*Exercise inputs:*
__________________________________________________

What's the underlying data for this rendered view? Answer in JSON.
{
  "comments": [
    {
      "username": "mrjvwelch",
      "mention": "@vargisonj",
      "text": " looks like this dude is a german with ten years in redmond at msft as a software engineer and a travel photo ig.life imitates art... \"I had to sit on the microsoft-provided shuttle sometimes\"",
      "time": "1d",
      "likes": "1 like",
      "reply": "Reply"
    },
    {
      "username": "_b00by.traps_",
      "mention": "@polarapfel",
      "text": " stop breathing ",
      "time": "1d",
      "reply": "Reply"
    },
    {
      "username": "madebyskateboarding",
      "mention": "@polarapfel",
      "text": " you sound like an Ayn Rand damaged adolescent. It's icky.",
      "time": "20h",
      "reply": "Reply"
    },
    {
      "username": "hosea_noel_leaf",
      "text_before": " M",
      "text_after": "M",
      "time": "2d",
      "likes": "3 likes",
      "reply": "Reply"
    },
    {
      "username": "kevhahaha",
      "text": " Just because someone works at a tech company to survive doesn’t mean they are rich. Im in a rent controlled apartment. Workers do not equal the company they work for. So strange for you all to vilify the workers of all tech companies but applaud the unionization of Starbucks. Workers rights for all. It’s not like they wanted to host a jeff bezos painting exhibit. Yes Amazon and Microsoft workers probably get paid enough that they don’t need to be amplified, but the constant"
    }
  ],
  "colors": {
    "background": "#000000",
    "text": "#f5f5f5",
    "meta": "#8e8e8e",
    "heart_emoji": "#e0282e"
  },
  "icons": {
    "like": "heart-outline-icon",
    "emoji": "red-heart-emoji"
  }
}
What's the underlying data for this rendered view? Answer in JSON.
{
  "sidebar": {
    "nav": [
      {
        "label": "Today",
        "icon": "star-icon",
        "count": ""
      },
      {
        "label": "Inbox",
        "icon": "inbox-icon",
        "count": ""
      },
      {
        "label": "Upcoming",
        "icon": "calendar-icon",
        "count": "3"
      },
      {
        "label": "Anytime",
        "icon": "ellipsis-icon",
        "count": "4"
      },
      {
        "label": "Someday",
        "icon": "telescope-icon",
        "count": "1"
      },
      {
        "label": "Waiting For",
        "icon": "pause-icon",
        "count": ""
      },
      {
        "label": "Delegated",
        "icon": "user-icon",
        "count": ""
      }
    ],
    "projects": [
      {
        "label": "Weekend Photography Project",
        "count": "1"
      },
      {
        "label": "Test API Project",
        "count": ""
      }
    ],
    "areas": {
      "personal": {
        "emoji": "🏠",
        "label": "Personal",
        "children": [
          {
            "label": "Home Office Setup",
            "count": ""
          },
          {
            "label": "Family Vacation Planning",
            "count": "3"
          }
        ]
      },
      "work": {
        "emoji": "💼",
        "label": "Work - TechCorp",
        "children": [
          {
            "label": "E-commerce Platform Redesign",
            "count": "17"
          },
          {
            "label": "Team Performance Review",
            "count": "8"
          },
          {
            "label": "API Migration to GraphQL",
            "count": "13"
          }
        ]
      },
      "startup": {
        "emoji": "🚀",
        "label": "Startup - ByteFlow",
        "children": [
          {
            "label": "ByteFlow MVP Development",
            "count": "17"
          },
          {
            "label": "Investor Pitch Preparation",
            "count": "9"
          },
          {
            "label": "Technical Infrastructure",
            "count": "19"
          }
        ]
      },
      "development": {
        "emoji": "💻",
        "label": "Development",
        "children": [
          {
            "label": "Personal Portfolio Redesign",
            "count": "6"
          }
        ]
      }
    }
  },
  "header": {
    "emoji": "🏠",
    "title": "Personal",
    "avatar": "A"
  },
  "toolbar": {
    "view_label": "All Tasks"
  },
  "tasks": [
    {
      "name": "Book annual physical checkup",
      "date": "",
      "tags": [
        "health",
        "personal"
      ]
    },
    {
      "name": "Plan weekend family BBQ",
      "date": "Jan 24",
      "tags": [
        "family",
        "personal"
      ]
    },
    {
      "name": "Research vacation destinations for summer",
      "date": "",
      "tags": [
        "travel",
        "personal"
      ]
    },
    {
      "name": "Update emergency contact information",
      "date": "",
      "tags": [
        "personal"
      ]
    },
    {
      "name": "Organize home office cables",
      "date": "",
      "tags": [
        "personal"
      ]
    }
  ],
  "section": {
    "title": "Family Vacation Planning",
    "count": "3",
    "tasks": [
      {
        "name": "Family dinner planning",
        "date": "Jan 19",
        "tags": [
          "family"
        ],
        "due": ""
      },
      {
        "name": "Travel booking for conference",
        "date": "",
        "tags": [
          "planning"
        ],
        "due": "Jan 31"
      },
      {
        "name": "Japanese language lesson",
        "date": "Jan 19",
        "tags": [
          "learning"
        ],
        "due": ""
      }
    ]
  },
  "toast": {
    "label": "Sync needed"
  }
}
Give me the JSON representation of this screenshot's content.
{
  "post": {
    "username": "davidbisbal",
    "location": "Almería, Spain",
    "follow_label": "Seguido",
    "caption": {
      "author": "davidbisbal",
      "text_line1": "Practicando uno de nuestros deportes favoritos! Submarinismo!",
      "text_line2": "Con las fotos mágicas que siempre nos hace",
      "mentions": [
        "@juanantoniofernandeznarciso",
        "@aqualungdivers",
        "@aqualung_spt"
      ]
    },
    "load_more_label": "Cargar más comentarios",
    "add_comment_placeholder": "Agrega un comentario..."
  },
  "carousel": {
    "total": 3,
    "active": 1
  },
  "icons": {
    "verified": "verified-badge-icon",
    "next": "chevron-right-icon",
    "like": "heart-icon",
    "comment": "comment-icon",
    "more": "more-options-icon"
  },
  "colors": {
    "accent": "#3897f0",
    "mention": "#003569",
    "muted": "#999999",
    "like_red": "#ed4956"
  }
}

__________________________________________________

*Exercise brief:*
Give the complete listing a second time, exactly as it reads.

*Output for this exercise:*
What's the underlying data for this rendered view? Answer in JSON.
{
  "comments": [
    {
      "username": "mrjvwelch",
      "mention": "@vargisonj",
      "text": " looks like this dude is a german with ten years in redmond at msft as a software engineer and a travel photo ig.life imitates art... \"I had to sit on the microsoft-provided shuttle sometimes\"",
      "time": "1d",
      "likes": "1 like",
      "reply": "Reply"
    },
    {
      "username": "_b00by.traps_",
      "mention": "@polarapfel",
      "text": " stop breathing ",
      "time": "1d",
      "reply": "Reply"
    },
    {
      "username": "madebyskateboarding",
      "mention": "@polarapfel",
      "text": " you sound like an Ayn Rand damaged adolescent. It's icky.",
      "time": "20h",
      "reply": "Reply"
    },
    {
      "username": "hosea_noel_leaf",
      "text_before": " M",
      "text_after": "M",
      "time": "2d",
      "likes": "3 likes",
      "reply": "Reply"
    },
    {
      "username": "kevhahaha",
      "text": " Just because someone works at a tech company to survive doesn’t mean they are rich. Im in a rent controlled apartment. Workers do not equal the company they work for. So strange for you all to vilify the workers of all tech companies but applaud the unionization of Starbucks. Workers rights for all. It’s not like they wanted to host a jeff bezos painting exhibit. Yes Amazon and Microsoft workers probably get paid enough that they don’t need to be amplified, but the constant"
    }
  ],
  "colors": {
    "background": "#000000",
    "text": "#f5f5f5",
    "meta": "#8e8e8e",
    "heart_emoji": "#e0282e"
  },
  "icons": {
    "like": "heart-outline-icon",
    "emoji": "red-heart-emoji"
  }
}
What's the underlying data for this rendered view? Answer in JSON.
{
  "sidebar": {
    "nav": [
      {
        "label": "Today",
        "icon": "star-icon",
        "count": ""
      },
      {
        "label": "Inbox",
        "icon": "inbox-icon",
        "count": ""
      },
      {
        "label": "Upcoming",
        "icon": "calendar-icon",
        "count": "3"
      },
      {
        "label": "Anytime",
        "icon": "ellipsis-icon",
        "count": "4"
      },
      {
        "label": "Someday",
        "icon": "telescope-icon",
        "count": "1"
      },
      {
        "label": "Waiting For",
        "icon": "pause-icon",
        "count": ""
      },
      {
        "label": "Delegated",
        "icon": "user-icon",
        "count": ""
      }
    ],
    "projects": [
      {
        "label": "Weekend Photography Project",
        "count": "1"
      },
      {
        "label": "Test API Project",
        "count": ""
      }
    ],
    "areas": {
      "personal": {
        "emoji": "🏠",
        "label": "Personal",
        "children": [
          {
            "label": "Home Office Setup",
            "count": ""
          },
          {
            "label": "Family Vacation Planning",
            "count": "3"
          }
        ]
      },
      "work": {
        "emoji": "💼",
        "label": "Work - TechCorp",
        "children": [
          {
            "label": "E-commerce Platform Redesign",
            "count": "17"
          },
          {
            "label": "Team Performance Review",
            "count": "8"
          },
          {
            "label": "API Migration to GraphQL",
            "count": "13"
          }
        ]
      },
      "startup": {
        "emoji": "🚀",
        "label": "Startup - ByteFlow",
        "children": [
          {
            "label": "ByteFlow MVP Development",
            "count": "17"
          },
          {
            "label": "Investor Pitch Preparation",
            "count": "9"
          },
          {
            "label": "Technical Infrastructure",
            "count": "19"
          }
        ]
      },
      "development": {
        "emoji": "💻",
        "label": "Development",
        "children": [
          {
            "label": "Personal Portfolio Redesign",
            "count": "6"
          }
        ]
      }
    }
  },
  "header": {
    "emoji": "🏠",
    "title": "Personal",
    "avatar": "A"
  },
  "toolbar": {
    "view_label": "All Tasks"
  },
  "tasks": [
    {
      "name": "Book annual physical checkup",
      "date": "",
      "tags": [
        "health",
        "personal"
      ]
    },
    {
      "name": "Plan weekend family BBQ",
      "date": "Jan 24",
      "tags": [
        "family",
        "personal"
      ]
    },
    {
      "name": "Research vacation destinations for summer",
      "date": "",
      "tags": [
        "travel",
        "personal"
      ]
    },
    {
      "name": "Update emergency contact information",
      "date": "",
      "tags": [
        "personal"
      ]
    },
    {
      "name": "Organize home office cables",
      "date": "",
      "tags": [
        "personal"
      ]
    }
  ],
  "section": {
    "title": "Family Vacation Planning",
    "count": "3",
    "tasks": [
      {
        "name": "Family dinner planning",
        "date": "Jan 19",
        "tags": [
          "family"
        ],
        "due": ""
      },
      {
        "name": "Travel booking for conference",
        "date": "",
        "tags": [
          "planning"
        ],
        "due": "Jan 31"
      },
      {
        "name": "Japanese language lesson",
        "date": "Jan 19",
        "tags": [
          "learning"
        ],
        "due": ""
      }
    ]
  },
  "toast": {
    "label": "Sync needed"
  }
}
Give me the JSON representation of this screenshot's content.
{
  "post": {
    "username": "davidbisbal",
    "location": "Almería, Spain",
    "follow_label": "Seguido",
    "caption": {
      "author": "davidbisbal",
      "text_line1": "Practicando uno de nuestros deportes favoritos! Submarinismo!",
      "text_line2": "Con las fotos mágicas que siempre nos hace",
      "mentions": [
        "@juanantoniofernandeznarciso",
        "@aqualungdivers",
        "@aqualung_spt"
      ]
    },
    "load_more_label": "Cargar más comentarios",
    "add_comment_placeholder": "Agrega un comentario..."
  },
  "carousel": {
    "total": 3,
    "active": 1
  },
  "icons": {
    "verified": "verified-badge-icon",
    "next": "chevron-right-icon",
    "like": "heart-icon",
    "comment": "comment-icon",
    "more": "more-options-icon"
  },
  "colors": {
    "accent": "#3897f0",
    "mention": "#003569",
    "muted": "#999999",
    "like_red": "#ed4956"
  }
}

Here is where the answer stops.